More than half of the respondents (52%) report that their net worth has grown at least 20% since 2007, and 73% believe they have “a lot of control over their financial future,” the firm’s seventh annual Wealth and Values Survey found.
Given their change in fortunes, it’s not surprising that the nation’s affluent investors – those with more than $500,000 in investable assets – are feeling better about their investment prospects and the U.S. economy, despite continuing worries about the global economic state of affairs. More than one in four respondents (28%) are optimistic about the U.S. economy, up from 10% a year ago. The slide in the level of pessimism about the domestic economy was even more dramatic, falling from 76% in 2011 to 51% this year.
The world economy, however, keeps many up at night, with 67% feeling bearish about its prospects.
“While the overall survey results show a clear improvement in year over year sentiment, the numbers also paint a picture of cautious optimism,” Thomas Melcher, executive vice president and managing executive of Hawthorn, PNC Wealth Management’s family office unit, said in a statement.
The survey asked respondents for their best and worst investment moves over the past year. Investors cited shifting away from stocks (22%), buying tech stocks (17%) and real estate (12%) as their best investment moves. Their worst moves were shifting to cash or cash equivalents (23%), international markets (22%) and real estate (13%).
Looking ahead, affluent investors favor the technology sector, with 56% perceiving it as offering the greatest opportunities for gain over the coming year. The healthcare and energy/utilities sectors ranked second.
Affluent investors may have recovered financially from the financial crisis, but some of the lessons they learned from the crisis prevail.
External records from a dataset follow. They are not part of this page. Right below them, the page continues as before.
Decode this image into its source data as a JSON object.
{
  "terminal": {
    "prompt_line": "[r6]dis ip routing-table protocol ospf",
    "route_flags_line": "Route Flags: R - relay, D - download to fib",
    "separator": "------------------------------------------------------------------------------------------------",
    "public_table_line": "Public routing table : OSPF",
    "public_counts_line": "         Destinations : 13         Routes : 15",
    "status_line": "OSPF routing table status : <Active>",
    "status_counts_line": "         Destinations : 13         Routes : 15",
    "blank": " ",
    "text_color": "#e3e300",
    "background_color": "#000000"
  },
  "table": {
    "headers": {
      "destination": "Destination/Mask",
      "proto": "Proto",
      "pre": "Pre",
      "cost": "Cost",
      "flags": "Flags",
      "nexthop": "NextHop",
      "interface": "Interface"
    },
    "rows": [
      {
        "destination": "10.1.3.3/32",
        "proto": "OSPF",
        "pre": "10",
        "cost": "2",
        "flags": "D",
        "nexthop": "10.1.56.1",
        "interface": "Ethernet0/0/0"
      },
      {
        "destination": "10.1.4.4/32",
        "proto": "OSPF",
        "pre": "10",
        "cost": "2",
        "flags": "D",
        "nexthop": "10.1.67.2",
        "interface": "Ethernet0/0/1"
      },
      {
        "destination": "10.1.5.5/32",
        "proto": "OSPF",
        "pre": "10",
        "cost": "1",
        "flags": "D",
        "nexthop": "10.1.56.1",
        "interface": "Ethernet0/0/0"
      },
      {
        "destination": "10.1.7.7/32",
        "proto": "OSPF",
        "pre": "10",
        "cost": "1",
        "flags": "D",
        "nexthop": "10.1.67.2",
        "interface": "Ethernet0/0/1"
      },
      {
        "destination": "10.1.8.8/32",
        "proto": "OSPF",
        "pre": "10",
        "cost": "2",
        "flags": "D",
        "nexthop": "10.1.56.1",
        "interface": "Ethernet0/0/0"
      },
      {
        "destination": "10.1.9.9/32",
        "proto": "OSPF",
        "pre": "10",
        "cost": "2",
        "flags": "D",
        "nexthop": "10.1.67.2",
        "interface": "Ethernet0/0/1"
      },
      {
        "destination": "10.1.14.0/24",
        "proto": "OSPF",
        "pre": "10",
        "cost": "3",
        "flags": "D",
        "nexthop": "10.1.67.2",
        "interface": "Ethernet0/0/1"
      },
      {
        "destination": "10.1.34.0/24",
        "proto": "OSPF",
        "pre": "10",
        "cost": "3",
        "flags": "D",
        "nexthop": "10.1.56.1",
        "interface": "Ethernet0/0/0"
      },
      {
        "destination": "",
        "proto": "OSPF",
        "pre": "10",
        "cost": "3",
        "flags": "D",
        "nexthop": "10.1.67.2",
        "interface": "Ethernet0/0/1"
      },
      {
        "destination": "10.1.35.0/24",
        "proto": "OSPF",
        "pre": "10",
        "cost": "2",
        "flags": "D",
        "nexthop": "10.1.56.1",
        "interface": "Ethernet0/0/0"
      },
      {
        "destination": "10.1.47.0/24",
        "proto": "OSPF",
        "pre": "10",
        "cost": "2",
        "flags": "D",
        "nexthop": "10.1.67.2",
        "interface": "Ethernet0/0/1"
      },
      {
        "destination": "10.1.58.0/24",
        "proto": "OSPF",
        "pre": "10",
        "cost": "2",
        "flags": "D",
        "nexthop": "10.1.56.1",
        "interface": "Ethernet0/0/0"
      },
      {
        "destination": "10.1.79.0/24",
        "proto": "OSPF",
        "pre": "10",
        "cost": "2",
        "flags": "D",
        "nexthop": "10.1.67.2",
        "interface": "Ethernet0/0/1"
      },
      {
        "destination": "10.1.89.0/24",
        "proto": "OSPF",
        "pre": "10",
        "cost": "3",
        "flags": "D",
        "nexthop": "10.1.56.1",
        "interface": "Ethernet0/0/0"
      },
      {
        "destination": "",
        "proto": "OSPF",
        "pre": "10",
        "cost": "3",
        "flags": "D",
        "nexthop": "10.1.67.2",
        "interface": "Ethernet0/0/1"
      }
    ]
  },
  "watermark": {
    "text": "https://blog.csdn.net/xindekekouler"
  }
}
Nearly nine in 10 (88%) believe that it is more important than ever to live within their means, and 76% say they have developed greater appreciation for the non-material wealth in their lives.
The online survey, which was conducted in August and September, polled 1,115 U.S. adults with more than $500,000 in investable assets and a minimum annual income of $150,000 (if less than $1 million in investable assets and not retired).